Murray Linton reckons putting his staff through training is a no-brainer, which is why he’s supporting his two full-time workers to study through Primary ITO.
“I pay for their course costs because it benefits the farm. By going on a course, they gain an understanding of things like mastitis, why cows are producing like they are, the physiology of the cows, and the way pasture grows.”
Murray milks 480 cows on a 178ha (effective) farm which has been in the family for more than 70 years.
Putting his workers, Tayla Keane and Jen Russ, through training not only improves their skills and knowledge, it also boosts their motivation, he says.
“Having gone to class, where they sit with other trainees and talk to the tutor, they actually get a lot more interested in their job. They realise it’s not just about putting cups on every day and they end up taking a greater interest in your business.”
Murray helps cement on-farm what Tayla and Jen learn in class by continually talking about how best to run the farm, particularly looking at the science behind it and drawing from the DairyNZ knowledge base.
“We're always talking about things like rotation length, leaf emergence, metabolic energy, dry matter intakes and cow physiology.”
Won’t they leave me?

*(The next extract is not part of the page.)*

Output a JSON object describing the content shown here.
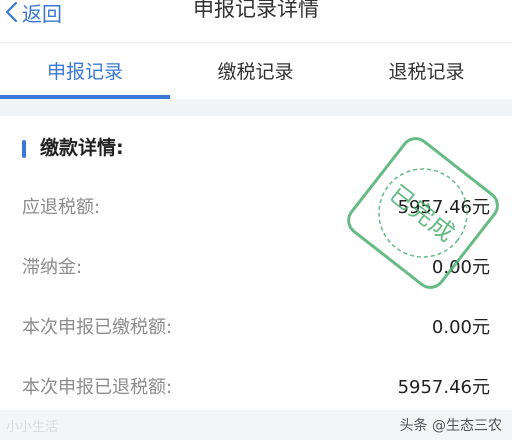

Murray says there’s a commonly-held view that if you train your staff, they’ll soon leave you for a higher-paying job.
“The counter to that is if you don’t train them they might stay, which is even worse! I think if you’re willing to invest in their future, then they’ll stay with you and appreciate that they’re going somewhere in their job.”
Besides, everyone in the sector has a responsibility to improve the overall skill base, he says.

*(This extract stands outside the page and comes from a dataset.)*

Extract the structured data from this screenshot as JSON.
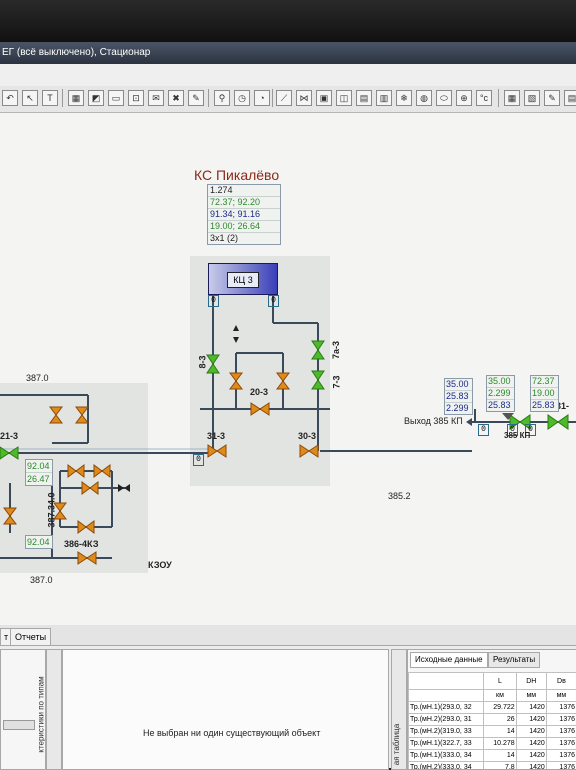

“I remember hearing a farmer complain there weren’t enough managers around to hire. When the training advisor asked him, ‘Well, how many of your staff are in training?’, he said, ‘None’.”
What about the cost?
“The financial costs really aren’t that large compared to the benefits,” says Murray.
DairyNZ’s investment (which comes out of the farmer levy) in Primary ITO helps to keep training costs down, so trainees don’t have to pay huge amounts of money, explains Alister Shennan, General Manager Business Development and Field Operations at Primary ITO.
“Government pays around 70 percent of the training and the remaining 30 percent is covered by DairyNZ and the trainee. It makes training very cost effective.”
The price of training varies but a year-long course will typically cost trainees about $250 to $500 says Alister.
Murray admits that finding time for his workers to go to classes can be a challenge.
“It’s just a matter of managing the roster and making sure you’ve got the people available.”
Staying the course
When times are tough, farmers may feel tempted to cut back on staff development.
Murray believes that’s a dangerous mindset, especially if you’ve already reduced the size of your team.
“Running with less staff means there’s more pressure on them, so that motivational factor is important. Underlying it all is the health and safety aspect too. I make sure all my staff have done their Level 2 qualification – the tractor and quad bike safety stuff.”
A seat at the table
Murray’s passion for a more highly skilled dairy workforce has seen him take a leadership role as chair of the Dairy Industry Partnership Group (IPG), one of 14 IPGs that help Primary ITO develop its courses.
The IPGs act as the voice of the primary industries, talking to Primary ITO about training matters, qualification review and development, industry events and research.
“The IPG is about identifying needs and reviewing what’s in the qualifications. The industry has to be involved in where the training goes. That’s where the rubber hits the road,” Murray says.
This article was originally published in Inside Dairy November 2016